By Shinovene Immanuel | 23 March 2017
REPORT by the attorney general paints government as clueless about many key aspects of the oil storage facility under construction at Walvis Bay, including the absence of a plan to recover the N$5,5 billion being pumped into the project.
The report, part of a cache of confidential documents compiled by attorney general Sacky Shanghala and obtained by The Namibian from treasury sources, details how key questions about the project remain unanswered.
When confronted with the report, attorney general Shanghala declined to comment for this article.
Questions raised in the report revolve around who would own the assets of the facility, what would be the operating model of the facility, what would the cost recovery plan be, and what volumes of fuel products would be stored at the facility.
Other questions concern operating costs, and how the multibillion-dollar project would impact the pockets of the public.
“To the best of my knowledge, there is no operating philosophy that has been devised and agreed for the operation of the (storage) facilities. This is a concern, and points to a lack of preparedness and capacity for the commissioning of the facilities. My advice is to address this matter urgently,” Shanghala stated in a document dated 10 February 2017.
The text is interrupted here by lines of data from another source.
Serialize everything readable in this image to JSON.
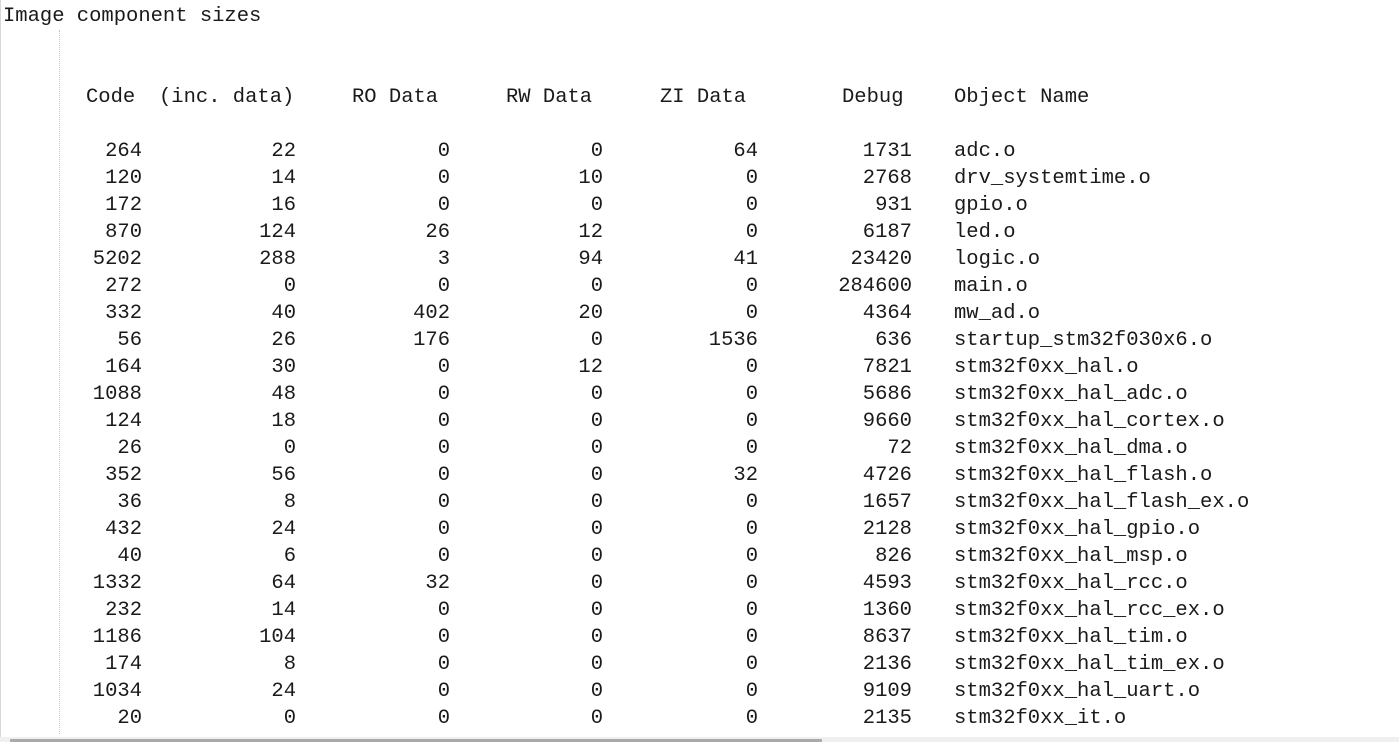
{
  "heading": "Image component sizes",
  "columns": {
    "code": "Code",
    "inc_data": "(inc. data)",
    "ro_data": "RO Data",
    "rw_data": "RW Data",
    "zi_data": "ZI Data",
    "debug": "Debug",
    "object_name": "Object Name"
  },
  "rows": [
    {
      "code": "264",
      "inc": "22",
      "ro": "0",
      "rw": "0",
      "zi": "64",
      "debug": "1731",
      "name": "adc.o"
    },
    {
      "code": "120",
      "inc": "14",
      "ro": "0",
      "rw": "10",
      "zi": "0",
      "debug": "2768",
      "name": "drv_systemtime.o"
    },
    {
      "code": "172",
      "inc": "16",
      "ro": "0",
      "rw": "0",
      "zi": "0",
      "debug": "931",
      "name": "gpio.o"
    },
    {
      "code": "870",
      "inc": "124",
      "ro": "26",
      "rw": "12",
      "zi": "0",
      "debug": "6187",
      "name": "led.o"
    },
    {
      "code": "5202",
      "inc": "288",
      "ro": "3",
      "rw": "94",
      "zi": "41",
      "debug": "23420",
      "name": "logic.o"
    },
    {
      "code": "272",
      "inc": "0",
      "ro": "0",
      "rw": "0",
      "zi": "0",
      "debug": "284600",
      "name": "main.o"
    },
    {
      "code": "332",
      "inc": "40",
      "ro": "402",
      "rw": "20",
      "zi": "0",
      "debug": "4364",
      "name": "mw_ad.o"
    },
    {
      "code": "56",
      "inc": "26",
      "ro": "176",
      "rw": "0",
      "zi": "1536",
      "debug": "636",
      "name": "startup_stm32f030x6.o"
    },
    {
      "code": "164",
      "inc": "30",
      "ro": "0",
      "rw": "12",
      "zi": "0",
      "debug": "7821",
      "name": "stm32f0xx_hal.o"
    },
    {
      "code": "1088",
      "inc": "48",
      "ro": "0",
      "rw": "0",
      "zi": "0",
      "debug": "5686",
      "name": "stm32f0xx_hal_adc.o"
    },
    {
      "code": "124",
      "inc": "18",
      "ro": "0",
      "rw": "0",
      "zi": "0",
      "debug": "9660",
      "name": "stm32f0xx_hal_cortex.o"
    },
    {
      "code": "26",
      "inc": "0",
      "ro": "0",
      "rw": "0",
      "zi": "0",
      "debug": "72",
      "name": "stm32f0xx_hal_dma.o"
    },
    {
      "code": "352",
      "inc": "56",
      "ro": "0",
      "rw": "0",
      "zi": "32",
      "debug": "4726",
      "name": "stm32f0xx_hal_flash.o"
    },
    {
      "code": "36",
      "inc": "8",
      "ro": "0",
      "rw": "0",
      "zi": "0",
      "debug": "1657",
      "name": "stm32f0xx_hal_flash_ex.o"
    },
    {
      "code": "432",
      "inc": "24",
      "ro": "0",
      "rw": "0",
      "zi": "0",
      "debug": "2128",
      "name": "stm32f0xx_hal_gpio.o"
    },
    {
      "code": "40",
      "inc": "6",
      "ro": "0",
      "rw": "0",
      "zi": "0",
      "debug": "826",
      "name": "stm32f0xx_hal_msp.o"
    },
    {
      "code": "1332",
      "inc": "64",
      "ro": "32",
      "rw": "0",
      "zi": "0",
      "debug": "4593",
      "name": "stm32f0xx_hal_rcc.o"
    },
    {
      "code": "232",
      "inc": "14",
      "ro": "0",
      "rw": "0",
      "zi": "0",
      "debug": "1360",
      "name": "stm32f0xx_hal_rcc_ex.o"
    },
    {
      "code": "1186",
      "inc": "104",
      "ro": "0",
      "rw": "0",
      "zi": "0",
      "debug": "8637",
      "name": "stm32f0xx_hal_tim.o"
    },
    {
      "code": "174",
      "inc": "8",
      "ro": "0",
      "rw": "0",
      "zi": "0",
      "debug": "2136",
      "name": "stm32f0xx_hal_tim_ex.o"
    },
    {
      "code": "1034",
      "inc": "24",
      "ro": "0",
      "rw": "0",
      "zi": "0",
      "debug": "9109",
      "name": "stm32f0xx_hal_uart.o"
    },
    {
      "code": "20",
      "inc": "0",
      "ro": "0",
      "rw": "0",
      "zi": "0",
      "debug": "2135",
      "name": "stm32f0xx_it.o"
    }
  ]
}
By December 2016, two years after commencing the project, government did not know how it would recover the N$5,5 billion being invested in the project, the attorney general said.
“There was (and still is) no cost recovery mechanism in place. While the NEF (National Energy Fund) would be the primary borrower for the project, treasury acted as guarantor to these loans, which loans were only secured by way of sovereign/government guarantee,” he said.
Shanghala has been heavily criticised in the past over a raft of perceived bad pieces of advice since becoming government’s top legal adviser in 2015, but his supporters have said that the attorney general deserved credit for intervening in the fuel storage facility deal, the cost of which has been escalating.
In addition, Shanghala has also pushed for an investigation into the role of his associates, National Planning Commission permanent secretary Leevi Hungamo and politically connected businessman Vaino Nghipondoka, in the N$5,5 billion project.
The attorney general stated that the cost of the project has ballooned uncontrollably and could, if not checked, result in significant damage and avoidable financial losses to state coffers and the country.
“Left unchecked, in order for the employer (government) to recover its funds, there will be runaway costs of fuel for the consumer, with potentially negative wide-ranging national economic effects. Cabinet is required to act to avoid this,” Shanghala cautioned.
The document shows that Shanghala preferred that the facility be placed under the finance ministry’s control until the N$5,5 billion has been repaid.
Namcor has also pushed to run the facility, but the attorney general was of the opinion that this would create a monopoly as Namcor already handles the distribution of petroleum products across the country.
According to the report, Shanghala suggested that the state should investigate the creation of a new company, falling under NEF or the finance ministry.
This new entity’s board chairperson would be nominated by treasury, and deputised by a director nominated by the attorney general, while the other directors would be the managing directors of Namcor, Namport, NEF, TransNamib and the CEO of the Walvis Bay municipality. No mention is made of private sector involvement at board level, or of qualified directors drawn from the public.
The report also suggested how government could invest in the facility. Apart from the existing fuel levy paid by motorists, and which has generated over N$270 million in 2015, other levies are being proposed. One would be called the infrastructural levy, and would last for 15 years.
“This cost will eventually be passed on to consumers,” Shanghala stated.
Other levies would be the marine facility fees, which would be paid by those who used the offshore facilities, and would be applicable for as long as the storage facility was operational.
Government renegotiated the construction costs of the storage facility last year after it emerged that the price increased from N$3,7 billion in 2014 to N$5,5 billion in 2016.
The construction contract was awarded to CRB, a joint venture between China Harbour Engineering Company, the Roads Contractor Company (RCC) and Vaino Nghipondoka’s Babyface Civils.
Shanghala claimed in the report that the renegotiations with the contractor have resulted in savings to government of over N$200 million. Shanghala declined to comment when contacted about the report yesterday.
Although foreign exchange fluctuations have been blamed for the high construction costs of the storage facility, other sources have cast blame in the direction of Prime Minister Saara Kuugongelwa-Amadhila, who was the finance minister when the contract was awarded.
Kuugongelwa-Amadhila, who declined to comment on the allegations last year, allegedly rejected the advice of some state officials to put in place a strategy to reduce exposure to foreign exchange market fluctutations.
President Hage Geingob has also recently questioned how the construction costs of the fuel storage facility have ballooned to N$5,5 billion.
“Look at the storage facility. Too many people were reckless. We are not targeting anyone. We want blacks to come into the mainstream economy, but they must not take shortcuts,” Geingob pointedly told state-owned New Era on Monday.